Former CIA agent Valerie Plame was hung out to dry when journalist Robert Novak revealed her identity in 2003. Novak later admitted his information was from a government source, and many suspect this leak and her forced retirement was retaliation by the Bush administration for the New York Times editorial her husband, former Ambassador Joseph Wilson, wrote about the U.S. invasion of Iraq.

The revelation and its effect on the couple's lives and marriage is the basis of Doug Liman's new drama, 'Fair Game.' Naomi Watts plays Plame, a private woman whose life as an active CIA agent surprised her closest friends. Sean Penn plays her husband Joe Wilson, the outspoken former ambassador whose dedication to justice is only rivaled by his love for his wronged wife.

What was it like reuniting with Sean Penn again ('21 Grams'), especially on a movie that seems like it would be of particular interest to everyone involved?
Look, it was great knowing that Sean and I would get to be on a set together again, and it was great that we could create the family history or chemistry that this movie needed. In a very short amount of time, we kind of all came together and the project was underway very quickly; there wasn't a lot of rehearsal time, prep time. So it was great for that reason. In terms of what the story's about, I mean I was drawn to this in the same way I'm drawn to any character I take on. It's the essence of who that woman is and how she changes, how she evolves, what she goes through, and she went through extraordinary things, and that's what drew me. I didn't take it because of my political beliefs.


'Fair Game' takes a very public story and shows the private side of it -- specifically Valerie Plame's marriage. I know there were a lot of difficulties researching the CIA aspect of the role. Was it difficult to research that with her emotionally?
She has a clause that she still has to honor in protecting any secrets -- that's part of her work and relationship with the CIA, and you know, it was pointless asking questions because you knew the answer that you'd get, which was she's not at liberty. So really there was a great deal of information in her book, although there was a lot redacted, and then the facts from the Libby trial and we focused around that. The rest to me, that I really wanted to focus on, was her and who she was as a woman, as a wife, as a professional, as a mother, and how she dealt with all those things while facing the biggest battle of her life.

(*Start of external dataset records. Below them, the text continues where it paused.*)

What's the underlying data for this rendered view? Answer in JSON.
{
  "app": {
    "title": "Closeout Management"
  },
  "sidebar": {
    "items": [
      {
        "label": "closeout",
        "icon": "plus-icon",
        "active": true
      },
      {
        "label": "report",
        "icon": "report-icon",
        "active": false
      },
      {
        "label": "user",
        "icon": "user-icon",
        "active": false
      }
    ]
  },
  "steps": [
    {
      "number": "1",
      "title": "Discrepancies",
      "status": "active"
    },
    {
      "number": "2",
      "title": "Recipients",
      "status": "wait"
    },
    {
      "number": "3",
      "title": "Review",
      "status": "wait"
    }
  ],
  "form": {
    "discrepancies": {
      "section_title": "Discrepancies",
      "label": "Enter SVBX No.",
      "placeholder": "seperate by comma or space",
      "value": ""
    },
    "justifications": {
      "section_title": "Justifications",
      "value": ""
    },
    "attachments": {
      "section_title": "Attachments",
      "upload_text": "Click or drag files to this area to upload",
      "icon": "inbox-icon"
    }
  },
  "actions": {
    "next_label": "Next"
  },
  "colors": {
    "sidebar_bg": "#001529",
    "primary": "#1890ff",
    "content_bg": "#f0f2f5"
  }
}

Was she as private about her marriage as she had to be about her work in the CIA?
Yeah, she's not someone that wears her heart on her sleeve. She doesn't sort of tell you -- you know, certain people walk into the room and they're just easy to read, and she's not that. She takes time, and whether that's who she was and then she trained, or if it happened the other way around, I don't know. But I'm a bit like that too, so I can relate to that. So the first couple of our meetings were kind of careful and very much watching each other and trying to absorb and trying to figure each other out. But then when it came close to shooting time, or maybe we'd already shot one day or something, I took her out to dinner and we had a bottle of wine and I just got into the nitty gritty. And like I said, the personal questions -- quite confronting questions -- and she was pretty forthcoming about them by then.

There are some very intense marital scenes. What was the dynamic between Plame and Wilson?
When I heard her speak about her relationship, it was, for the two of them, it was pretty much love at first sight. She knew who he was ... Any time she goes anywhere, she's always got the information on who's there in the room, what they do, what they've done, and that was the case with the two of them when they came together. And they just kind of fell into each other. They're very different people, but they complement each other very well. She's, like I said, careful and sort of harder to read, and Joe wears his heart on his sleeve. He's very gregarious, he's outgoing, and she's soft-spoken.

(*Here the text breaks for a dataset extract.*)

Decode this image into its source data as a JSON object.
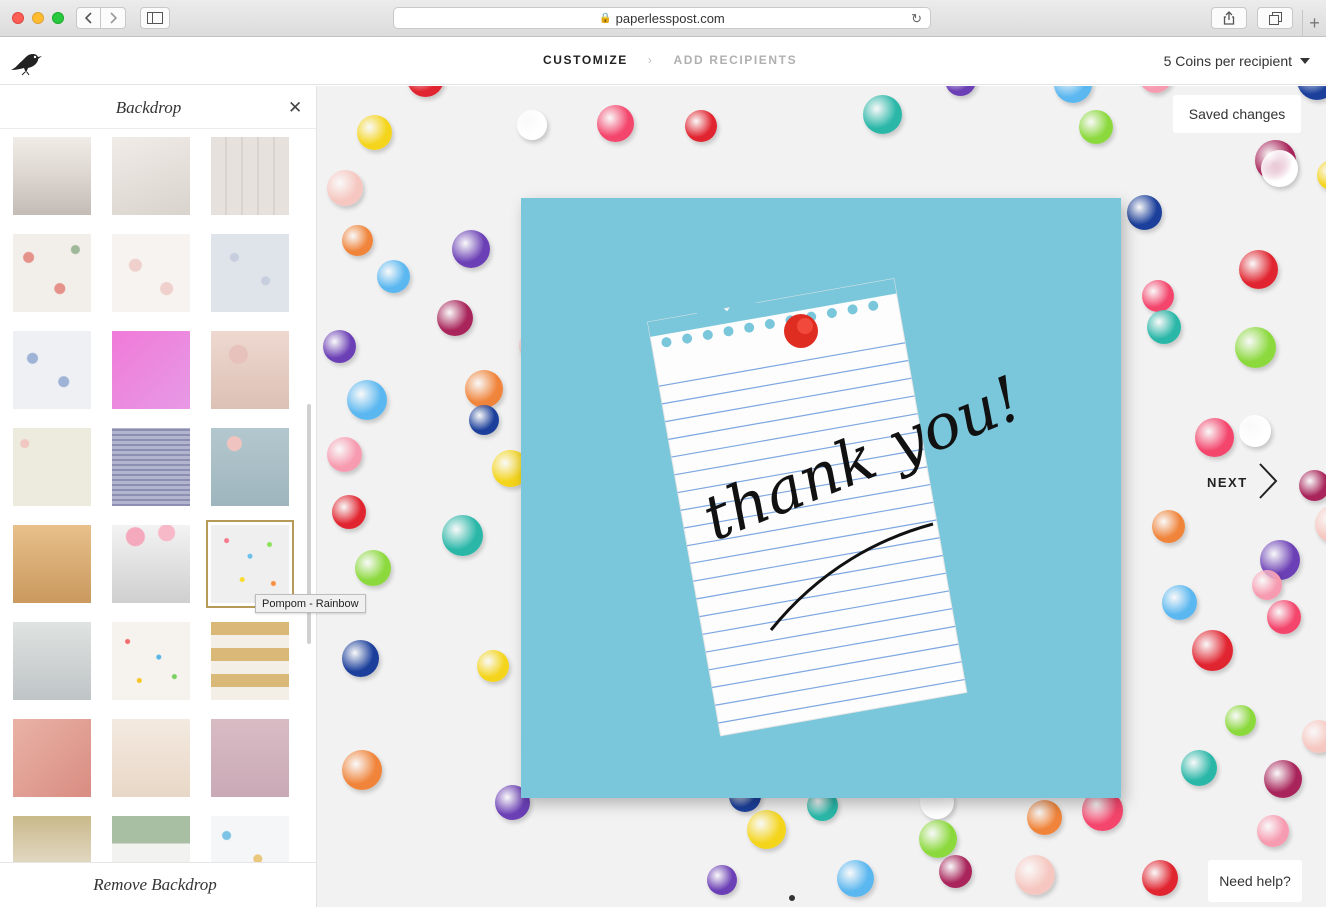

Did you have any interesting or extraordinary experiences filming in the movie's disparate locations?
Oh yeah, I remember filming in Cairo -- and the way Doug films, it's kind of organized chaos, and when we were going to different countries, not very organized [laughs]. He'd always have the camera on, no matter what, so you better not turn up to set with a roller in your hair or something. He just loves to shoot from any angle -- it's kind of how he is. He's spontaneous and reckless, and he gets great stuff because of it. I just remember in Cairo, he was like, "Okay, I just want to get you walking around the street," and usually when you do that in America, you've got somebody operating the traffic and you've got ADs; you've got people -- it's all very controlled. We're always thinking of what could go wrong and the consequences. But in Cairo, it was like, we were losing light; let's just cross the street! And I know this may sound funny, but crossing the street in Cairo, it's so busy and people were driving in such a crazy way, it was literally life threatening.

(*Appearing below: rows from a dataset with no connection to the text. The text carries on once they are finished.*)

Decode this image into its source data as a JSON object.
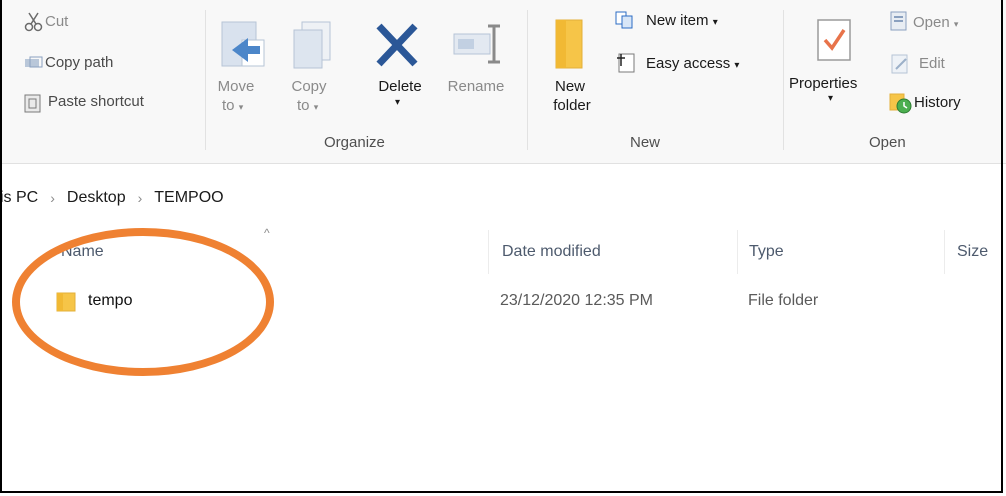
{
  "ribbon": {
    "clipboard": {
      "cut": "Cut",
      "copy_path": "Copy path",
      "paste_shortcut": "Paste shortcut"
    },
    "organize": {
      "move_to": "Move",
      "move_to_2": "to",
      "copy_to": "Copy",
      "copy_to_2": "to",
      "delete": "Delete",
      "rename": "Rename",
      "group_label": "Organize"
    },
    "new": {
      "new_folder": "New",
      "new_folder_2": "folder",
      "new_item": "New item",
      "easy_access": "Easy access",
      "group_label": "New"
    },
    "open": {
      "properties": "Properties",
      "open": "Open",
      "edit": "Edit",
      "history": "History",
      "group_label": "Open"
    }
  },
  "address": {
    "crumbs": [
      "is PC",
      "Desktop",
      "TEMPOO"
    ]
  },
  "file_list": {
    "columns": [
      "Name",
      "Date modified",
      "Type",
      "Size"
    ],
    "rows": [
      {
        "name": "tempo",
        "date_modified": "23/12/2020 12:35 PM",
        "type": "File folder",
        "size": ""
      }
    ]
  },
  "colors": {
    "highlight": "#ef8132",
    "folder": "#f6c548",
    "accent_blue": "#2b6cc4",
    "delete_x": "#2b5797"
  },
  "icons": [
    "scissors-icon",
    "copy-path-icon",
    "paste-shortcut-icon",
    "move-to-icon",
    "copy-to-icon",
    "delete-icon",
    "rename-icon",
    "new-folder-icon",
    "new-item-icon",
    "easy-access-icon",
    "properties-icon",
    "open-icon",
    "edit-icon",
    "history-icon",
    "folder-icon",
    "sort-up-icon"
  ]
}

What's the difficulty of playing a real person but also making a role your own, as you did?
It is a hard thing to juggle with. This is not a documentary, and so you have to take creative license and make the drama interesting, and you know, it's not a history lesson. At the heart of the story was their marriage and how they dealt with that and all the blows that were thrown at them. But yeah, it's extra pressure when you're playing someone that's alive and very much around. And she was involved in the project; she was a consultant, and because of her, the nature of her story, what happened to her, the level of betrayal and injustice was so monumental that you want to serve her in the best possible way and get the story across and tell it truthfully.